INSTITUTO DE BIOQUIMICA Y MEDICINA MOLECULAR PROFESOR ALBERTO BOVERIS
Unidad Ejecutora - UE
capítulos de libros
Iron in coastal marine ecosystems. Role in oxidant stress
GONZÁLEZ, P.M.; WILHELMS-DICK, D.; ABELE, D. Y PUNTARULO, S.
Oxidative Stress in Aquatic Ecosystems
Blackwell Publishing Ltd.
Lugar: West Sussex; Año: 2012; p. 115 - 126

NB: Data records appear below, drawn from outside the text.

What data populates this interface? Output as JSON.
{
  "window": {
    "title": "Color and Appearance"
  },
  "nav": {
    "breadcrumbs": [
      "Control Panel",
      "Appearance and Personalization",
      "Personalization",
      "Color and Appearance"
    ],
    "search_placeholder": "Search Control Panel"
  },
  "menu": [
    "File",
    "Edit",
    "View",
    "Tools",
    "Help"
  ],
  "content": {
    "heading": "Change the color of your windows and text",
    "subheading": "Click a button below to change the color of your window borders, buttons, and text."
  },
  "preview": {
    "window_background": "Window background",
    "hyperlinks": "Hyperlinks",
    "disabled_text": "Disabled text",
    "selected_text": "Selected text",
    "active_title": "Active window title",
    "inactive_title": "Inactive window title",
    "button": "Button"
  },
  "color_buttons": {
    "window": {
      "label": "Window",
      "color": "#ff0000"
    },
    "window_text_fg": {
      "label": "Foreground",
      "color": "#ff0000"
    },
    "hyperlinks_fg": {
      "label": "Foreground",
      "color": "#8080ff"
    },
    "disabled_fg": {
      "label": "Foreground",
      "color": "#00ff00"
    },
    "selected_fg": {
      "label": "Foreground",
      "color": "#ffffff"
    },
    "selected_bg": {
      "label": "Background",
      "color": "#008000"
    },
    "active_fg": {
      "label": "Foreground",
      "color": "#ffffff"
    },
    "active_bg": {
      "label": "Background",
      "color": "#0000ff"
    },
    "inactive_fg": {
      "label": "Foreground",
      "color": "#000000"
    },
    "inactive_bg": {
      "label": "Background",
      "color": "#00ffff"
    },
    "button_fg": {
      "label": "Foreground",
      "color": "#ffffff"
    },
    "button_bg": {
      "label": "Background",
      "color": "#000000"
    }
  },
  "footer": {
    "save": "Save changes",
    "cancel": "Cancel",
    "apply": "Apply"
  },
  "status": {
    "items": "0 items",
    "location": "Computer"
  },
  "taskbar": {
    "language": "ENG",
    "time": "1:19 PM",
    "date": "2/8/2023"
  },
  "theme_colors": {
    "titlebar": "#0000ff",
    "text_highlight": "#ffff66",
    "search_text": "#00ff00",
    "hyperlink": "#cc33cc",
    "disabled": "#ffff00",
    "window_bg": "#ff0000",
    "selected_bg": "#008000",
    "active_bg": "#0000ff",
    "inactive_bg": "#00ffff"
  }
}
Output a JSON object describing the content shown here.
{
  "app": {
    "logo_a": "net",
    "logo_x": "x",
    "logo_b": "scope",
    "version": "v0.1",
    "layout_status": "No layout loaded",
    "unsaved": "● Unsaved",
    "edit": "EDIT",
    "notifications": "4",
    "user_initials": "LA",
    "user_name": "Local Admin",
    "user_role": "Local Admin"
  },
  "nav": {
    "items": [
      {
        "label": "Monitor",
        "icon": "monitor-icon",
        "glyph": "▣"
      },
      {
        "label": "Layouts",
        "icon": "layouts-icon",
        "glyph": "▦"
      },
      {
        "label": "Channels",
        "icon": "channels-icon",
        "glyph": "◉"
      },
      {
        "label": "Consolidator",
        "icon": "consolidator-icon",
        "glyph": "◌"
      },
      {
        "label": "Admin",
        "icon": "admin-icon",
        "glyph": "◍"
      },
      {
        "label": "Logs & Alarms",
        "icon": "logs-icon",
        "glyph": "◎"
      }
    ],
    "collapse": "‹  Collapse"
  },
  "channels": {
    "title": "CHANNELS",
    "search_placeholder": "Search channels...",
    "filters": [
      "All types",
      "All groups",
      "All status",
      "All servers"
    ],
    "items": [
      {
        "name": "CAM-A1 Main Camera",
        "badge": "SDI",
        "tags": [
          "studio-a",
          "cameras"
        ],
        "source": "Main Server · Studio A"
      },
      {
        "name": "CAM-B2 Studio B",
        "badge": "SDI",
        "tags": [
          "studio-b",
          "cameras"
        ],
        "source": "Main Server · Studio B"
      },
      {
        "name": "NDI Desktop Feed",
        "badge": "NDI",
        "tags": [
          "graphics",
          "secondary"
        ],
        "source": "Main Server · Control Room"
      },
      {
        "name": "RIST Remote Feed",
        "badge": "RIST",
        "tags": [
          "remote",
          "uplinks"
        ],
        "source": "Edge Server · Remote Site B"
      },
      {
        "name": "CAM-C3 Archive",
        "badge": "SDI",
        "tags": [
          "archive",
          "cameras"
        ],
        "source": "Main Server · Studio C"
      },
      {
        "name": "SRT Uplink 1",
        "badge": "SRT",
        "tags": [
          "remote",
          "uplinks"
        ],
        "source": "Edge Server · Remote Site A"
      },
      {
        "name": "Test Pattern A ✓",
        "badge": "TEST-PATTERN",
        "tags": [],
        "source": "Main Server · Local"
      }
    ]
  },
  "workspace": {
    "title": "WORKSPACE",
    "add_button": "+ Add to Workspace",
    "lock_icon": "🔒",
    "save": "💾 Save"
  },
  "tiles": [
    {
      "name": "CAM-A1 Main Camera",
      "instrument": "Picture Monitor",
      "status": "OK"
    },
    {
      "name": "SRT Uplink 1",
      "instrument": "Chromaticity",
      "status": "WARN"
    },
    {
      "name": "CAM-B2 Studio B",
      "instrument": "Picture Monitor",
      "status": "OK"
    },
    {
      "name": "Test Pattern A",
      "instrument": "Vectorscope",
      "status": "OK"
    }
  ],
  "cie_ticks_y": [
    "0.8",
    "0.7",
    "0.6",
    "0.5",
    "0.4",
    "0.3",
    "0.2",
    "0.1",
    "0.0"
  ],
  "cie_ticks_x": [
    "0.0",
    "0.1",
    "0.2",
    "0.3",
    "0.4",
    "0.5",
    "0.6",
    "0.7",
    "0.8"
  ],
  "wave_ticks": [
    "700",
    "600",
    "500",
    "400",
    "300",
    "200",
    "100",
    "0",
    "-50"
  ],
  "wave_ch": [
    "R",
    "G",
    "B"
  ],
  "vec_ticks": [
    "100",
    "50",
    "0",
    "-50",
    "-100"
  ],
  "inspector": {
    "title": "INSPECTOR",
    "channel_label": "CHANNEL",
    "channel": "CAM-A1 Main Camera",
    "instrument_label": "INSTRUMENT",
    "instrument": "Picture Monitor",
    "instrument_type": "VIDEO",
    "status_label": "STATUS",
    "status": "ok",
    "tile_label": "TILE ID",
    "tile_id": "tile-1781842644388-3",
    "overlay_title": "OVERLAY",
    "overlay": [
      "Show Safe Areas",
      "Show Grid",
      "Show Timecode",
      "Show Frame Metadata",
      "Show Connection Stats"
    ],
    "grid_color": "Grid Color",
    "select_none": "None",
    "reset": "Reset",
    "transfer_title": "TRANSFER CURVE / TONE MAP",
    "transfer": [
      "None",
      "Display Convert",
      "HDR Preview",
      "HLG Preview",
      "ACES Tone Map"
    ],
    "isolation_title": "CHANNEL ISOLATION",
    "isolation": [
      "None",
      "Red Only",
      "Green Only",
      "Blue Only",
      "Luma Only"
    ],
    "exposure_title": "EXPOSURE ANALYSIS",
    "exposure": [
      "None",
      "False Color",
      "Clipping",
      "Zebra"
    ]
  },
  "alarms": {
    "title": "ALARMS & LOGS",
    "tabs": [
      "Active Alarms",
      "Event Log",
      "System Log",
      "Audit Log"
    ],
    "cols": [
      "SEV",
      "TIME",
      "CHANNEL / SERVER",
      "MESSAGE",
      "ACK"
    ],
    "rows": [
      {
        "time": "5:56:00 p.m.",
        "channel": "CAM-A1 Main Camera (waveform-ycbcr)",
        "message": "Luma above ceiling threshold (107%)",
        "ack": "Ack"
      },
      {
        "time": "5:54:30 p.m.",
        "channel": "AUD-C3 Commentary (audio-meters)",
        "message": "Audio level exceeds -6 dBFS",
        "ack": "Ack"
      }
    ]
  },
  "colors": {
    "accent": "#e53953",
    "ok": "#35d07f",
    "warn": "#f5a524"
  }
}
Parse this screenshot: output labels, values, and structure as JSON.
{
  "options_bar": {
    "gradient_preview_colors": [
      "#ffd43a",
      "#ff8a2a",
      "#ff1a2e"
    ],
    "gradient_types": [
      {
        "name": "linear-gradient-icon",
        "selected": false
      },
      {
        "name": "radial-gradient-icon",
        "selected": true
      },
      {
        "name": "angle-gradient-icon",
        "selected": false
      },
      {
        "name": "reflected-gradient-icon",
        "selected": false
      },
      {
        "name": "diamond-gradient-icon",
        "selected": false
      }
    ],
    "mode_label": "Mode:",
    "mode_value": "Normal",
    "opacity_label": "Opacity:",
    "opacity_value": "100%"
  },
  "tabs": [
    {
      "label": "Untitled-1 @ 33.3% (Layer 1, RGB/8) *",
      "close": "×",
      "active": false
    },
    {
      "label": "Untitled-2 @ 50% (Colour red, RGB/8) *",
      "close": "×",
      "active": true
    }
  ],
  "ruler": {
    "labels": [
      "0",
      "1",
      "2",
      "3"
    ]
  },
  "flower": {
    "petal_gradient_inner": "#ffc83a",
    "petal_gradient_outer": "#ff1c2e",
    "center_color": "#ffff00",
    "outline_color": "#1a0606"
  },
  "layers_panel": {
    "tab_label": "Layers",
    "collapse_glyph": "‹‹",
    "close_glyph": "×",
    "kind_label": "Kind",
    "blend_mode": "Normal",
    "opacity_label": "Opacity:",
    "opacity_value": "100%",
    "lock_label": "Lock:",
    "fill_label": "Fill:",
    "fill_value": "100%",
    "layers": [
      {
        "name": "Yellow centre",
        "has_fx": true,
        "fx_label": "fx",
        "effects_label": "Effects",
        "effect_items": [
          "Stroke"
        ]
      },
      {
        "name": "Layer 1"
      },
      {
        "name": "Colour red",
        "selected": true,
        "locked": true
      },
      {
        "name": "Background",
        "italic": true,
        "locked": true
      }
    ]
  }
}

Fe constitutes around 6% of the earth crust and is mobilized by erosion and transported to the ocean mainly by dust deposition, in the oxidized Fe3+ form. Fe was recognized as an important micronutrient, and a deficiency in Fe has been suggested to limit primary productivity in some ocean regions. Marine animals incorporate Fe, either by ingestion of inorganic particles, through the food chain, or by absorption of dissolved Fe into tissues. Since the chemical properties of Fe leads to limitations to the cellular accumulation of this element, storage of Fe in tissues of marine animals includes a network of transporting and binding proteins, in addition to the presence of a labile Fe pool (LIP). To cope with the insolubility and potential toxicity of Fe, molecules such as ferritins (Ft), are involved in oxidative protection by sequestering Fe. The Fe forming the LIP can act catalytically to generate active oxygen radicals (ROS) that cause severe damage to membranes, proteins, and DNA. Many cellular detoxification mechanisms are known to be present in invertebrates. Different species may employ different detoxification systems. This chapter will be dedicated to overview the Fe presence in the marine environment, and the Fe-related oxidative metabolism produced in marine biota.